- What is expected: Find each line below containing the word "Joomla" and copy it.

- Material shown:
----------------
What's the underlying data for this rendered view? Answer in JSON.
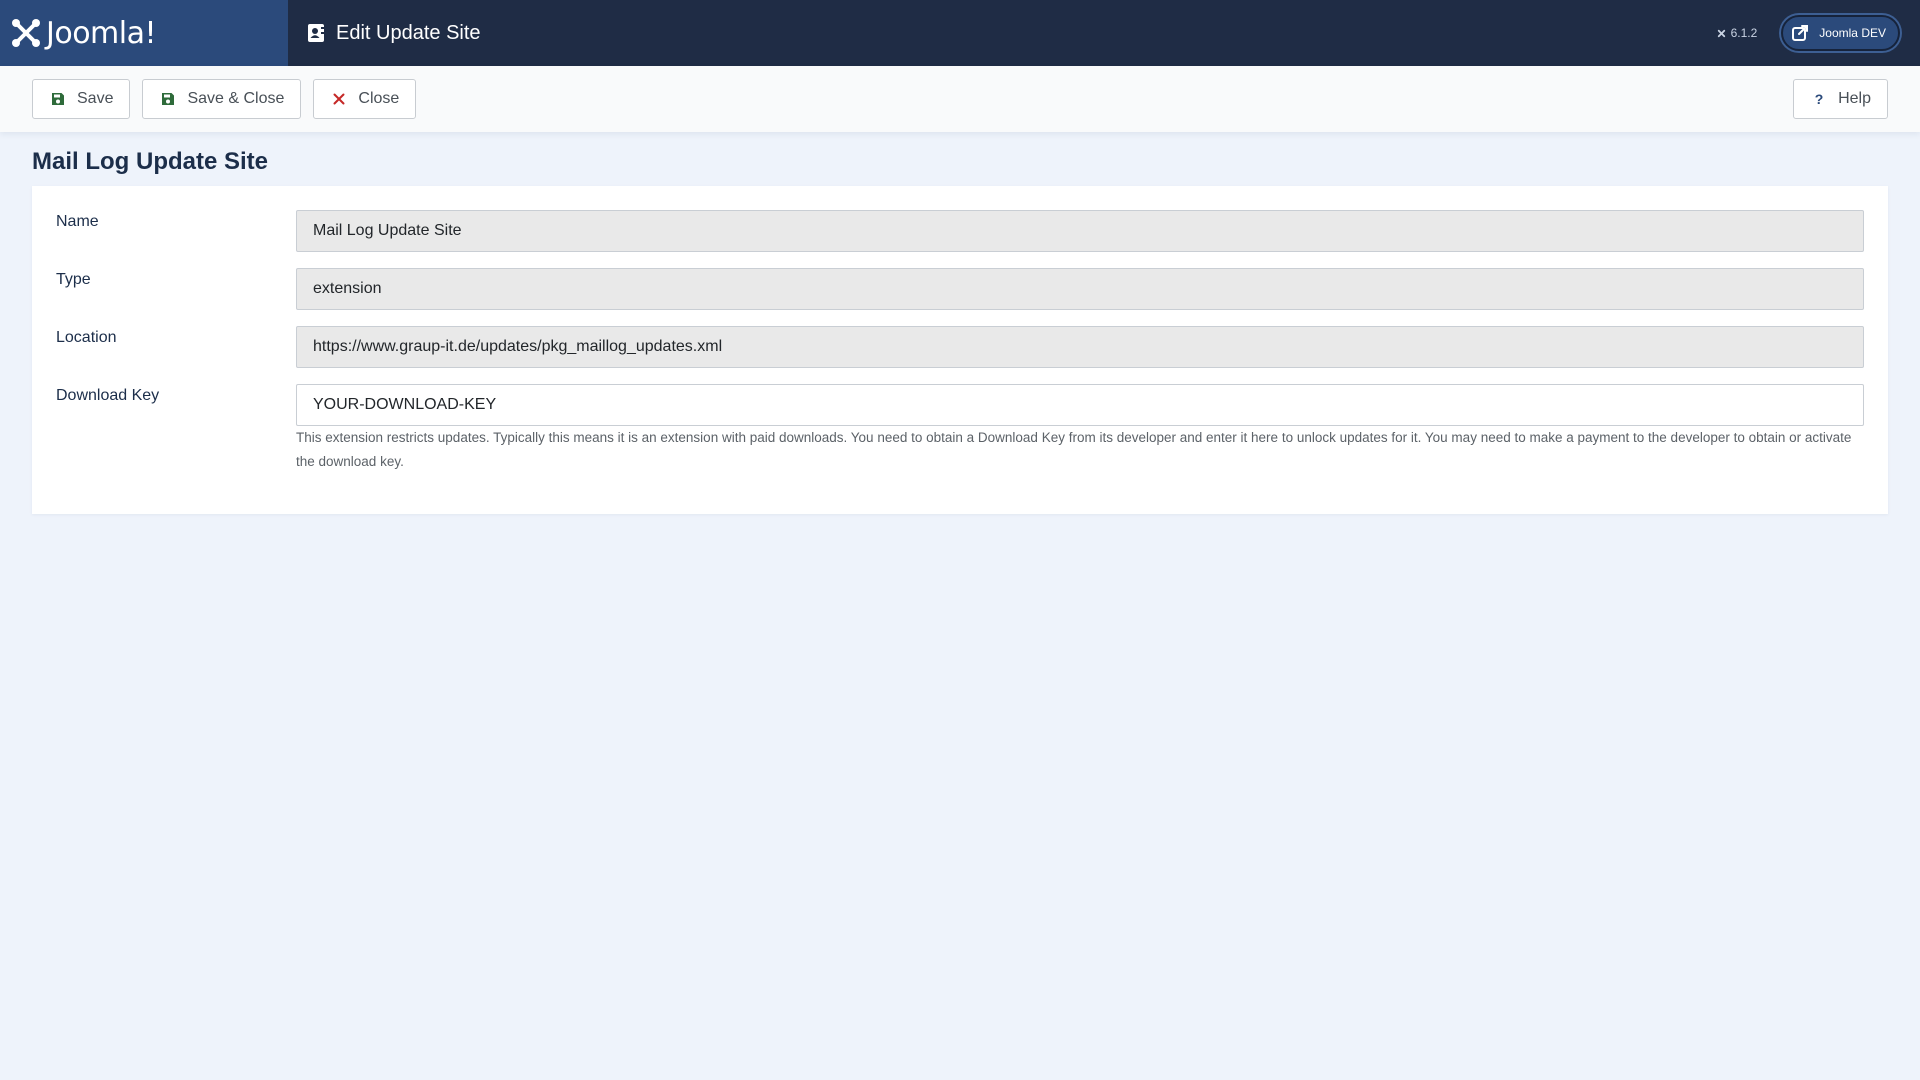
{
  "header": {
    "brand": "Joomla!",
    "page_title": "Edit Update Site",
    "version": "6.1.2",
    "site_button": "Joomla DEV",
    "colors": {
      "bar": "#1f2c45",
      "brand_bg": "#2b4a7b"
    }
  },
  "toolbar": {
    "save_label": "Save",
    "save_close_label": "Save & Close",
    "close_label": "Close",
    "help_label": "Help",
    "icons": [
      "save-icon",
      "save-close-icon",
      "close-x-icon",
      "question-icon"
    ]
  },
  "main": {
    "title": "Mail Log Update Site",
    "fields": {
      "name": {
        "label": "Name",
        "value": "Mail Log Update Site"
      },
      "type": {
        "label": "Type",
        "value": "extension"
      },
      "location": {
        "label": "Location",
        "value": "https://www.graup-it.de/updates/pkg_maillog_updates.xml"
      },
      "download_key": {
        "label": "Download Key",
        "value": "YOUR-DOWNLOAD-KEY",
        "hint": "This extension restricts updates. Typically this means it is an extension with paid downloads. You need to obtain a Download Key from its developer and enter it here to unlock updates for it. You may need to make a payment to the developer to obtain or activate the download key."
      }
    }
  }
}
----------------
- Written response:
    "brand": "Joomla!",
    "site_button": "Joomla DEV",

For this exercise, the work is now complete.